Eating the Past: Scotch Eggs
This is Tammy Proctor, and this season on Eating the Past, we have
already seen that defining dumplings can be difficult and a little
contentious. I’m going to add to the dicey history of dumplings today by
exploring a British delicacy, the staple of buffets and church fetes
across the UK – the Scotch egg.
If you’ve never had one, it is a fun food that in the US would probably be
categorized with state fair foods. It is a hard-boiled egg, surrounded by
a layer of sausage, then breaded and fried. You can buy a grocery store
pre-cooked version and heat it in a microwave, but the best way to have
one these days is at a restaurant that makes gourmet versions from
scratch with organic eggs and homemade sausage.
So, I think these probably count as dumplings because they are fried
balls, filled with yummy stuff, and they can be served alone as a snack
or with a sauce on top or for dipping. The real debate comes from the
question of their origins. They are definitely not Scottish! They became
popular nationally in the UK in the 1800s, but there are three possible
origin stories. See which sounds most probable.
First, some people think the Scotch egg originated in Britain’s empire – in
India – with a dish called Nargisi Kofta. This lamb and egg curry probably
became popular during the Mughal empire period in India and it features a
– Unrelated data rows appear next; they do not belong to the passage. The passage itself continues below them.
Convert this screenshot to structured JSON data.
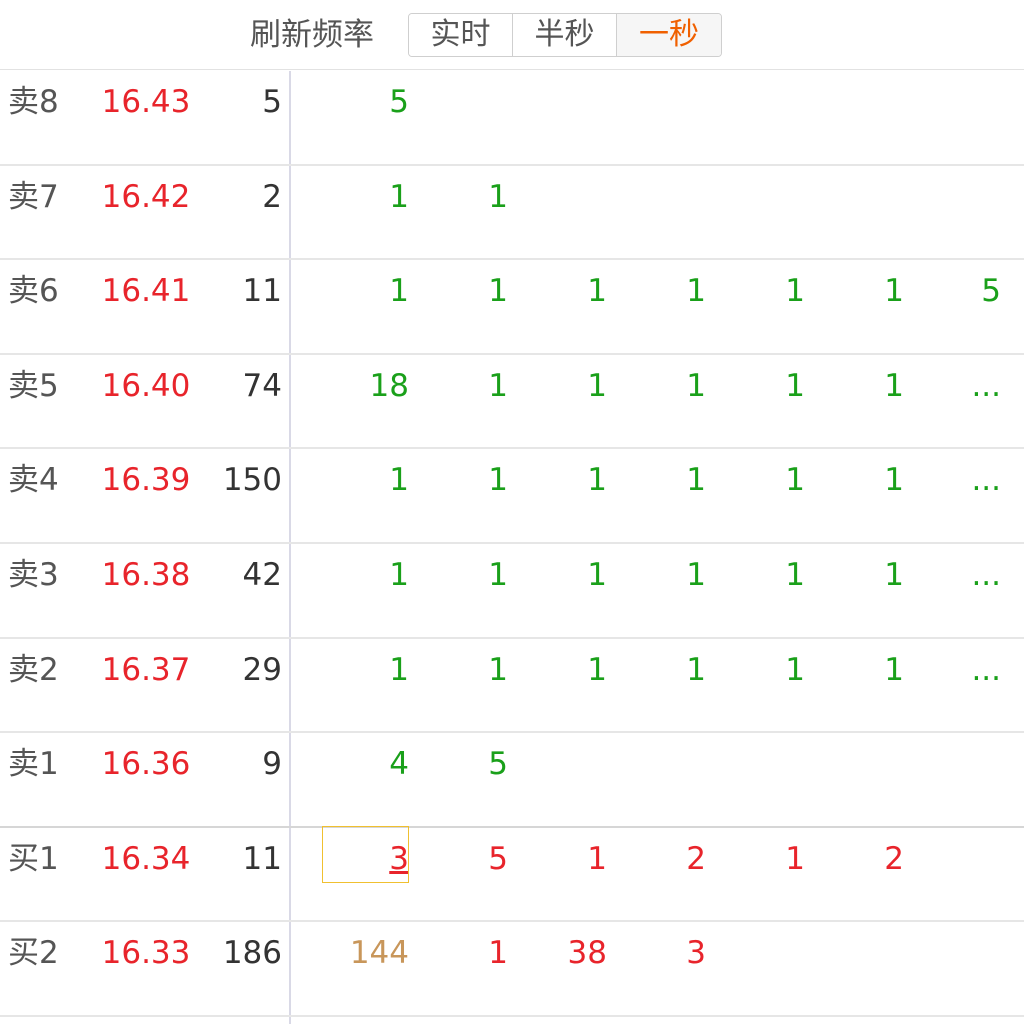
{
  "header": {
    "label": "刷新频率",
    "options": [
      {
        "label": "实时",
        "active": false,
        "color": "#555555"
      },
      {
        "label": "半秒",
        "active": false,
        "color": "#555555"
      },
      {
        "label": "一秒",
        "active": true,
        "color": "#f06000"
      }
    ]
  },
  "colors": {
    "sell_qty": "#1aa01a",
    "buy_qty": "#e8242b",
    "price": "#e8242b",
    "large_qty": "#c8965a",
    "highlight_border": "#f0c030"
  },
  "rows": [
    {
      "label": "卖8",
      "price": "16.43",
      "volume": "5",
      "side": "sell",
      "qty": [
        "5"
      ]
    },
    {
      "label": "卖7",
      "price": "16.42",
      "volume": "2",
      "side": "sell",
      "qty": [
        "1",
        "1"
      ]
    },
    {
      "label": "卖6",
      "price": "16.41",
      "volume": "11",
      "side": "sell",
      "qty": [
        "1",
        "1",
        "1",
        "1",
        "1",
        "1",
        "5"
      ]
    },
    {
      "label": "卖5",
      "price": "16.40",
      "volume": "74",
      "side": "sell",
      "qty": [
        "18",
        "1",
        "1",
        "1",
        "1",
        "1",
        "..."
      ]
    },
    {
      "label": "卖4",
      "price": "16.39",
      "volume": "150",
      "side": "sell",
      "qty": [
        "1",
        "1",
        "1",
        "1",
        "1",
        "1",
        "..."
      ]
    },
    {
      "label": "卖3",
      "price": "16.38",
      "volume": "42",
      "side": "sell",
      "qty": [
        "1",
        "1",
        "1",
        "1",
        "1",
        "1",
        "..."
      ]
    },
    {
      "label": "卖2",
      "price": "16.37",
      "volume": "29",
      "side": "sell",
      "qty": [
        "1",
        "1",
        "1",
        "1",
        "1",
        "1",
        "..."
      ]
    },
    {
      "label": "卖1",
      "price": "16.36",
      "volume": "9",
      "side": "sell",
      "qty": [
        "4",
        "5"
      ]
    },
    {
      "label": "买1",
      "price": "16.34",
      "volume": "11",
      "side": "buy",
      "qty": [
        "3",
        "5",
        "1",
        "2",
        "1",
        "2"
      ],
      "highlight_index": 0
    },
    {
      "label": "买2",
      "price": "16.33",
      "volume": "186",
      "side": "buy",
      "qty": [
        "144",
        "1",
        "38",
        "3"
      ],
      "large_index": 0
    }
  ]
}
hard-boiled egg wrapped in a layer of ground lamb and spices, then
breaded and deep fried. After that they are usually served in a curry
sauce. These could probably be categorized as either dumplings or
meatballs – hard to say, but some food history experts see this as the
inspiration for the British Scotch egg when it developed. Albeit without
Second, the town of Whitby in Yorkshire on Britain’s east coast also
claims to have created the first version of a Scotch egg at an
establishment called William Scott & Sons. These ‘Scotties’ were hard
boiled eggs wrapped in fish paste, then breaded and fried. Later versions
featured sausage as well.
The last origin story comes from Fortnum & Mason, the luxury
department store and food hall. In this story, Fortnum & Mason created
Scotch eggs for upper-class and wealthy travelers seeking a luxury
snack when they ventured out on trips in the UK or abroad. F&M claim
that they developed the Scotch eggs in 1738 and began marketing them
Regardless of the origins, it is indisputable that these little fried globs
took the country by storm and became ubiquitous in the twentieth
century. The Oxford English dictionary records a real uptick in usage by
1940 and after. I’m assuming their portability made them popular among
those working in war industries in the 1940s and 1950s and their cheap (by
that time) cost also proved irristible to a postwar Britain that
continued rationing into the 1950s.
Today is a particularly good day to talk about Scotch eggs because November
5th is Guy Fawkes Day in Britain, and many a bonfire night spread will include
Are they dumplings? Well, perhaps listeners should decide.
Next week more on the history of dumplings. Join us for Eating
the Past every Sunday at noon, right before The Splendid Table, on your